Go through the records below and return each line that has "terreno" in it.

• [TASK INPUTS]:
---+---

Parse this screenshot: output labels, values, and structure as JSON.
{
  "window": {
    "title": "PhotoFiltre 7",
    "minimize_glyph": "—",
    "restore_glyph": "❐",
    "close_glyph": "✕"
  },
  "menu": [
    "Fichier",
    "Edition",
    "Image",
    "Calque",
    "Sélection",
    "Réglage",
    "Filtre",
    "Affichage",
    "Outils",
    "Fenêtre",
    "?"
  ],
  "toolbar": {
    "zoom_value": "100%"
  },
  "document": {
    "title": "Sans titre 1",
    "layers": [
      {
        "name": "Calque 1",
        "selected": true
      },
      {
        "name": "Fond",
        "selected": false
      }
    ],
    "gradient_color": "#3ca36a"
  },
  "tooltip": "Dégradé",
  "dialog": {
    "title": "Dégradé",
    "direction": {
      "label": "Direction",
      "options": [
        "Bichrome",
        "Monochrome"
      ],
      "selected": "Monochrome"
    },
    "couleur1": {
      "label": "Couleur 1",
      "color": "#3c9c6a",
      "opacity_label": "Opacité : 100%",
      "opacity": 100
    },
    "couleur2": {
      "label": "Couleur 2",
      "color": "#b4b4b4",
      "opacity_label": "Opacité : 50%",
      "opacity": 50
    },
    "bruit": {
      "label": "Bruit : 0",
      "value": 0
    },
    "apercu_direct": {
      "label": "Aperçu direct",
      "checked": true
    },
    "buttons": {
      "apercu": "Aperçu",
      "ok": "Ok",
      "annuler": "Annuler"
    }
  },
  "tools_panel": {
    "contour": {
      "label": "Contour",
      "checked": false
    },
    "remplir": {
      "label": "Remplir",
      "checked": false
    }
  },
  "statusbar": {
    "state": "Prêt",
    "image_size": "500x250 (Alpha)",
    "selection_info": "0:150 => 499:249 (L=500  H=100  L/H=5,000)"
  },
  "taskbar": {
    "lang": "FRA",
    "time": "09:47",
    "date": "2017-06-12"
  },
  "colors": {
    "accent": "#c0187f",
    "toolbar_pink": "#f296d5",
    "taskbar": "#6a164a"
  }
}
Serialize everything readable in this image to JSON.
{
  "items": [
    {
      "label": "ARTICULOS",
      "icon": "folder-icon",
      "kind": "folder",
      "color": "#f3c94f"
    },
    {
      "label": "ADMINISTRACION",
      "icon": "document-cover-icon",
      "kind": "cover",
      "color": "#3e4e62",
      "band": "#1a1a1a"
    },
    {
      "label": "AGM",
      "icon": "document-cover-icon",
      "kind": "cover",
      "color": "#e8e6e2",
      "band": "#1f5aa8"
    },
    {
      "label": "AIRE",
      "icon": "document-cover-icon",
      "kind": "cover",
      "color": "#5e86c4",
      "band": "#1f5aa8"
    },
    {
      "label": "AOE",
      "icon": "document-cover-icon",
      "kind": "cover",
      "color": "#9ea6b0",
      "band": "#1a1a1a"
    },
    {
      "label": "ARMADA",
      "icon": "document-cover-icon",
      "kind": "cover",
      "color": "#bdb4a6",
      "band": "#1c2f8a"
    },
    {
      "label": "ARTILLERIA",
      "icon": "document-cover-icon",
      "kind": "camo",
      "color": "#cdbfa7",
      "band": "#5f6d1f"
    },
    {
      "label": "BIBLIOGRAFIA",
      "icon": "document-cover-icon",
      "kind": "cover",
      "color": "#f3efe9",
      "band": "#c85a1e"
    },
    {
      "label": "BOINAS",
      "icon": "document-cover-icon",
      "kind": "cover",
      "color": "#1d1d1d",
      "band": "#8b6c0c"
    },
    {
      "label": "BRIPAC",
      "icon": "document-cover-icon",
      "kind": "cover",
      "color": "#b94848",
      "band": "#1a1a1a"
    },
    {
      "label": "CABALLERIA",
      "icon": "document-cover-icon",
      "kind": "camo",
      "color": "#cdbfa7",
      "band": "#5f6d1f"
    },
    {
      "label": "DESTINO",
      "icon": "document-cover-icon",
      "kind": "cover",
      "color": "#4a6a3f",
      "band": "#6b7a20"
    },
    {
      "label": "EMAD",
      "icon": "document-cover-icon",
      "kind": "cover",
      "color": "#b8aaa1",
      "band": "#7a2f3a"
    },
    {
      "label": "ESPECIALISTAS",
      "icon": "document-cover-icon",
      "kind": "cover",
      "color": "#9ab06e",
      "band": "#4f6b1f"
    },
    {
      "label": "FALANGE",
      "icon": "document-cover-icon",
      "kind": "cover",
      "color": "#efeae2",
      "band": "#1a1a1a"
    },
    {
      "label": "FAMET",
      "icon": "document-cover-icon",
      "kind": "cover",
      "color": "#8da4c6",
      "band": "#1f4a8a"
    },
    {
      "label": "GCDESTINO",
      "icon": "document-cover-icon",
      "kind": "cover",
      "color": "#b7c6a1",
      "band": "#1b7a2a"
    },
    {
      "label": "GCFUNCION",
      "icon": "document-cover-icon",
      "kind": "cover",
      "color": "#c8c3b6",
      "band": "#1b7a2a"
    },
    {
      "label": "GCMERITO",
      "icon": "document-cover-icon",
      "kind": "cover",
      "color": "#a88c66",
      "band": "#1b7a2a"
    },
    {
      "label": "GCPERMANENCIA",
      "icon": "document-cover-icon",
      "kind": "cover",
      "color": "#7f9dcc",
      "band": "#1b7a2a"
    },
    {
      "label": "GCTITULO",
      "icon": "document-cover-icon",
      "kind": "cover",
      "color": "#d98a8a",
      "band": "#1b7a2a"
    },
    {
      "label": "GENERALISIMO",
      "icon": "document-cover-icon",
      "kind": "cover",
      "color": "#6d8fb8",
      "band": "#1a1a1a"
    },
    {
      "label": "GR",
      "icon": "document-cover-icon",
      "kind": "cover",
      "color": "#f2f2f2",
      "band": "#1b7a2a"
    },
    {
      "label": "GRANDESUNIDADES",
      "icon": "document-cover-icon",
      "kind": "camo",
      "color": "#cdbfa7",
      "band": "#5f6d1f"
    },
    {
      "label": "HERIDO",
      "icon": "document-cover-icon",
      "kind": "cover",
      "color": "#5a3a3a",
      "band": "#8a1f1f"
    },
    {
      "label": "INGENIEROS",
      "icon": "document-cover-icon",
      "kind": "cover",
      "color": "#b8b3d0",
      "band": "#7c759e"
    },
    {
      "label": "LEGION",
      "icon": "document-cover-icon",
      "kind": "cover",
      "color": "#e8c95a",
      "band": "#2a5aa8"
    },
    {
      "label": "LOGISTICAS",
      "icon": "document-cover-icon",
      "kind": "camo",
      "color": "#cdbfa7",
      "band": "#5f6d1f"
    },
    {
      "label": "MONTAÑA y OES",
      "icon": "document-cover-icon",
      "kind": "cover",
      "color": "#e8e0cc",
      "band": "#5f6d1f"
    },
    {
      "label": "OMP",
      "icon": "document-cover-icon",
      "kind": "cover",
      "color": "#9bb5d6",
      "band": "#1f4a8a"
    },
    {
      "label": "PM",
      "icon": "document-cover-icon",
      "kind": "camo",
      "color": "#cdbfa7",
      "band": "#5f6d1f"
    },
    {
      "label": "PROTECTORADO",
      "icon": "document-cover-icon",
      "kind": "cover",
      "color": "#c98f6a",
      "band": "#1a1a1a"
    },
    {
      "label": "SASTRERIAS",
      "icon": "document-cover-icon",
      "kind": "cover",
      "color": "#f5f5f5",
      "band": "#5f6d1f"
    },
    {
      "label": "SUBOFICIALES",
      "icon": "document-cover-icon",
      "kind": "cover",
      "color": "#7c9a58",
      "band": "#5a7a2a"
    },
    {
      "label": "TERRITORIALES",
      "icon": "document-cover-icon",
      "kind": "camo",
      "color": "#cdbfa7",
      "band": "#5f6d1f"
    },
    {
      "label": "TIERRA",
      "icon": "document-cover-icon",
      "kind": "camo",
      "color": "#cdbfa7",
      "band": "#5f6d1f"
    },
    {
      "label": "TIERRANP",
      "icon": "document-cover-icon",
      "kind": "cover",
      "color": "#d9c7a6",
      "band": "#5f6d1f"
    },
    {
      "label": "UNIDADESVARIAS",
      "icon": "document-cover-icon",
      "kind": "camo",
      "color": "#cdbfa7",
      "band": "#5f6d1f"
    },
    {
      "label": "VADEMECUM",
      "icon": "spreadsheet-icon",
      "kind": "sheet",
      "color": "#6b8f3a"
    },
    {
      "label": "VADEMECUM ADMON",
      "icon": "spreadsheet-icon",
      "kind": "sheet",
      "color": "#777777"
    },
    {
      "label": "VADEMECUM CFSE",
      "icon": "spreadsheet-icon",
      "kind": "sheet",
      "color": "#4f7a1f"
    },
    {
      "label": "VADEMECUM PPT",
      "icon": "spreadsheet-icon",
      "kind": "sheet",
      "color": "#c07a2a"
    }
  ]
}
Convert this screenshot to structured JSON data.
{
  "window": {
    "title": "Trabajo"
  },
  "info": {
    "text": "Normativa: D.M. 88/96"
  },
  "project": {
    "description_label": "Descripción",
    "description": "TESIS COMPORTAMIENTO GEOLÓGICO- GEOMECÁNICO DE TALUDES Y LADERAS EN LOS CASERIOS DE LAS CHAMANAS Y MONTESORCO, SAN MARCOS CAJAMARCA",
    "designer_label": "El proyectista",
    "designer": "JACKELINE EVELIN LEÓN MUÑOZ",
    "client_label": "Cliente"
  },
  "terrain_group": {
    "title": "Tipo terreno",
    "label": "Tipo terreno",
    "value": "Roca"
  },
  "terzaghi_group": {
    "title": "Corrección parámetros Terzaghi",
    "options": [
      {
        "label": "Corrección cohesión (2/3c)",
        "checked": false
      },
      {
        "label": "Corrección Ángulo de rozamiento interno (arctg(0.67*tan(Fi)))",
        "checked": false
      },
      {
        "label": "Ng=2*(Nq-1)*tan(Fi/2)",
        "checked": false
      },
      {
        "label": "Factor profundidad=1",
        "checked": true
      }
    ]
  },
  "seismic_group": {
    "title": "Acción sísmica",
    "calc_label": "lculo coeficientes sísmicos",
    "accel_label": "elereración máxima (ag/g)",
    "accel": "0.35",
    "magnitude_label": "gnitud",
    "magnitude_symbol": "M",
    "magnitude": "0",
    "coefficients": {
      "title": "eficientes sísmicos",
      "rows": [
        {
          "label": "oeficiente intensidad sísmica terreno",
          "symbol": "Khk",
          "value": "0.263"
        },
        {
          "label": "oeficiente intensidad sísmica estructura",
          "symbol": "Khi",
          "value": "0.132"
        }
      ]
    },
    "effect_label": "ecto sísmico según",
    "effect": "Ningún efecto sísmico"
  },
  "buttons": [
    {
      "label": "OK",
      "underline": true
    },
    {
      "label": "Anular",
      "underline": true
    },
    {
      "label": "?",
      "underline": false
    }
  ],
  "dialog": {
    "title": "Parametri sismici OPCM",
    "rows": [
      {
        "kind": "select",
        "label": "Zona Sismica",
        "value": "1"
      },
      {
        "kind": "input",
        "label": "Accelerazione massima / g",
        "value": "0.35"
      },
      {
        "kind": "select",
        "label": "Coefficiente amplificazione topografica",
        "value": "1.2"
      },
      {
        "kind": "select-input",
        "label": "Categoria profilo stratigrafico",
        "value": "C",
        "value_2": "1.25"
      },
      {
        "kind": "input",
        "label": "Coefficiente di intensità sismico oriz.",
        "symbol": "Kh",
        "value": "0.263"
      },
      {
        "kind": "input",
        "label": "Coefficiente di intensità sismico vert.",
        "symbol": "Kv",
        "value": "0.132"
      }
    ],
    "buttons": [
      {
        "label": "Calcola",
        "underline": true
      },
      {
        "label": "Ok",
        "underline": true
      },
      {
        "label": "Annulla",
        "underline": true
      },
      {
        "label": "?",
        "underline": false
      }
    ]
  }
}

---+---

• [EXPECTED ANSWER]:
    "title": "Tipo terreno",
    "label": "Tipo terreno",
          "label": "oeficiente intensidad sísmica terreno",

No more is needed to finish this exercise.